I think this happened because every writing book ever written tells amateur writers that first person is easier to write and it's a shortcut to reader empathy. These are lies. Writing first person as found artifact is really hard to do well.
Yes, yes, a thousand times yes. Most young writers make this very mistake. They use first person, think it's easy, or because some idiot writing instructor told them they should, without ever having puzzled through the inherent difficulties of the voice. For what it's worth, I've had such a longstanding suspicion of first person that I pretty much avoided it until 2003, when I wrote "Riding the White Bull" and The Dry Salvages in first person, eleven years after I began writing for publication, and even then I made mistakes. Oh, I almost forgot. In my first novel, The Five of Cups (written in 1992, unpublished until 2003), there are long stretches essentially in first person, and they're rather dreadful. I simply had no idea what I was doing. Fortunately, I realized and switched to third person in all subsequent novels, until The Red Tree, sixteen years later.
I'm going to paste in the rest of bbluemarble's response, because it's easier than paraphrasing:
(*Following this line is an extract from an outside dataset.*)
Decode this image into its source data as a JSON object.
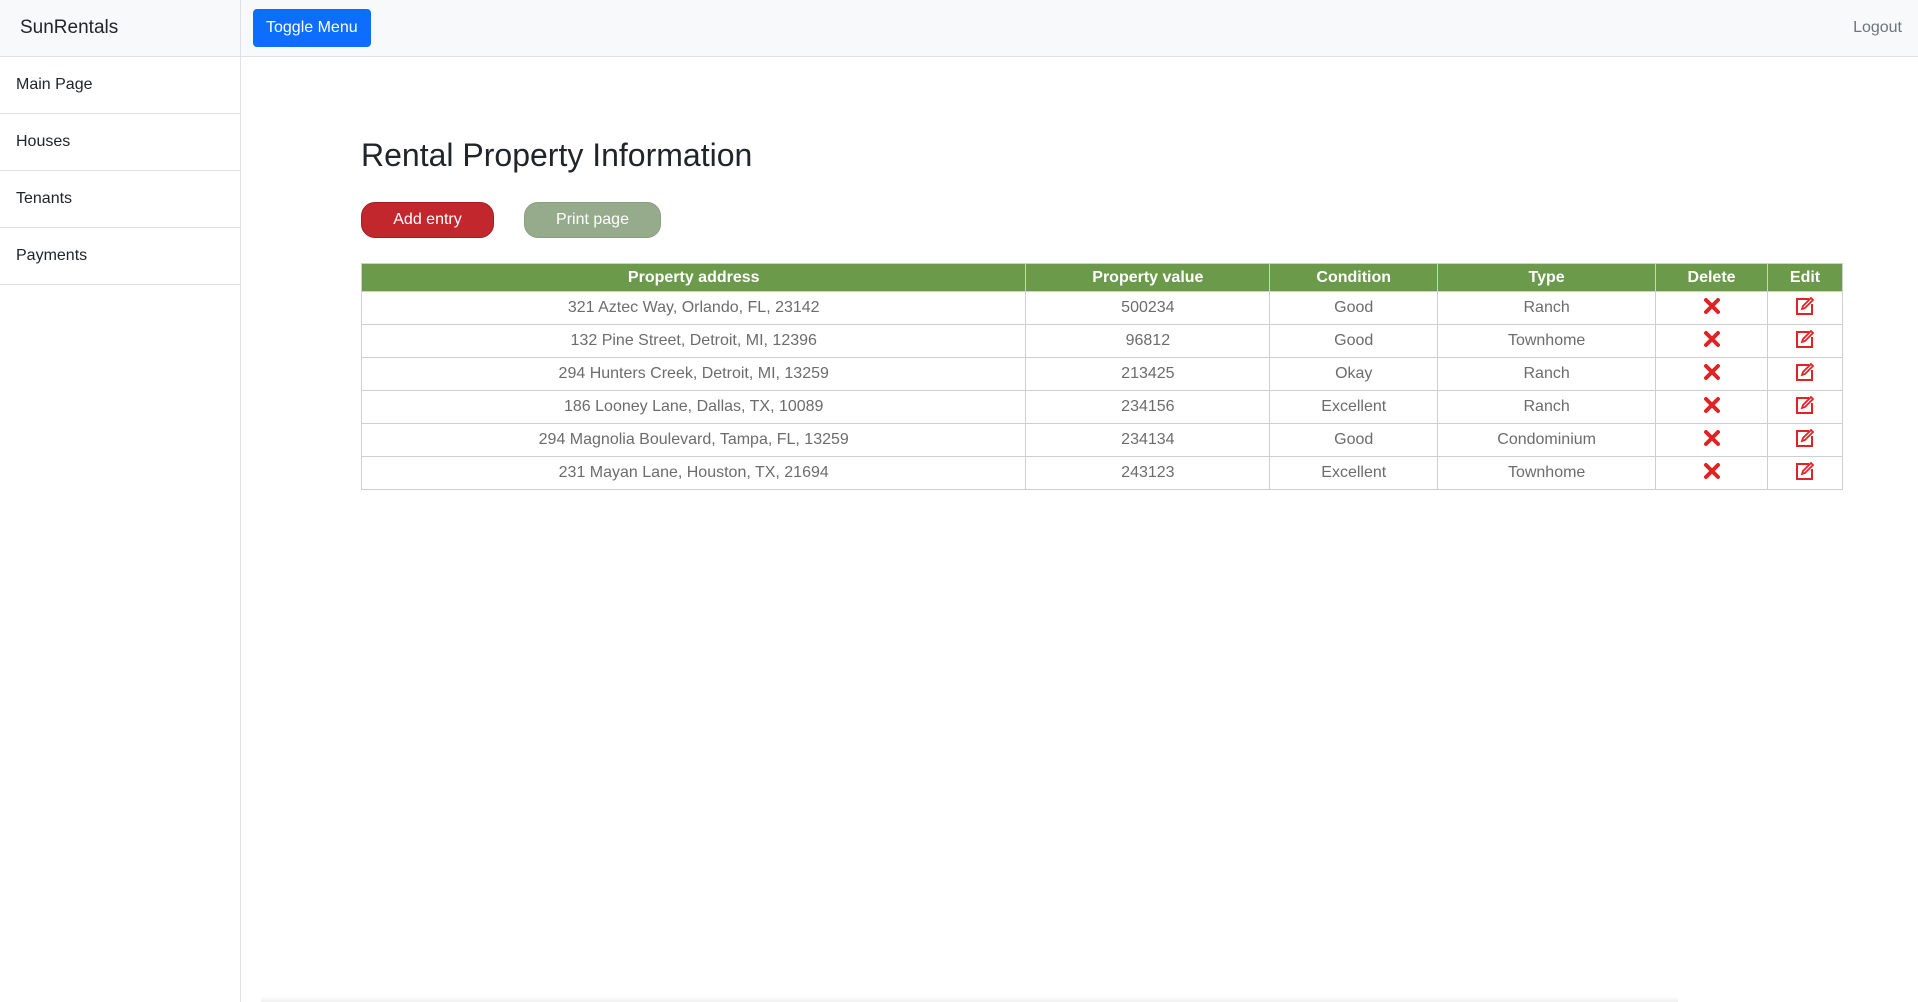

Maybe that's why it's [First Person Found Artifact] all but disappeared in favor of first person bastardization of third. I can't say that I remember the first book I read that didn't explain why it was in first person (remember when that used to be a rule? Explain that this narrative is an artifact and what sort of artifact it is or the audience will be unable to suspend disbelief!) but I do vividly remember the most unrealistic pseudo-explanation for the narrative being in first person that I ever read. It was something along the lines of "I'm thinking stuff. Right now. These are my thoughts that I'm sending out to the world in the hopes that someone will hear them and maybe write them down." Adhering to that convention actually pulled me right out of the story with thoughts along the lines of "What?! She's a vampire that's psychic enough to compel some random person to write her dying-moments memoir but she can't psychic her friends to help her escape? What a stupid superpower." In that case, it would have been better for the story to just dispense with the whole first person construct and do it in third person limited (but I get the feeling that editors/publishers/the powers that be to working writers thought the average teen reader may have trouble empathizing with a sometimes psychotic vampire that goes on occasional killing sprees and feels no remorse so...I know, write it in first person! Instant empathy!).
Really want to be a good writer who doesn't rely on crutches? Want to solve the problems posed by a given narrative, instead of rushing to what appears to be a quick fix? Then listen to all this shit. And think about it.
Please have a look at the current eBay auctions, and also at the very cool new stuff in Spooky's Dreaming Squid Dollworks & Sundries shop at Etsy (now including a hand-painted Ouija board!)
Okay. More than enough for now. I hurt, and I think I'm going to take a hot bath and lie down for a bit.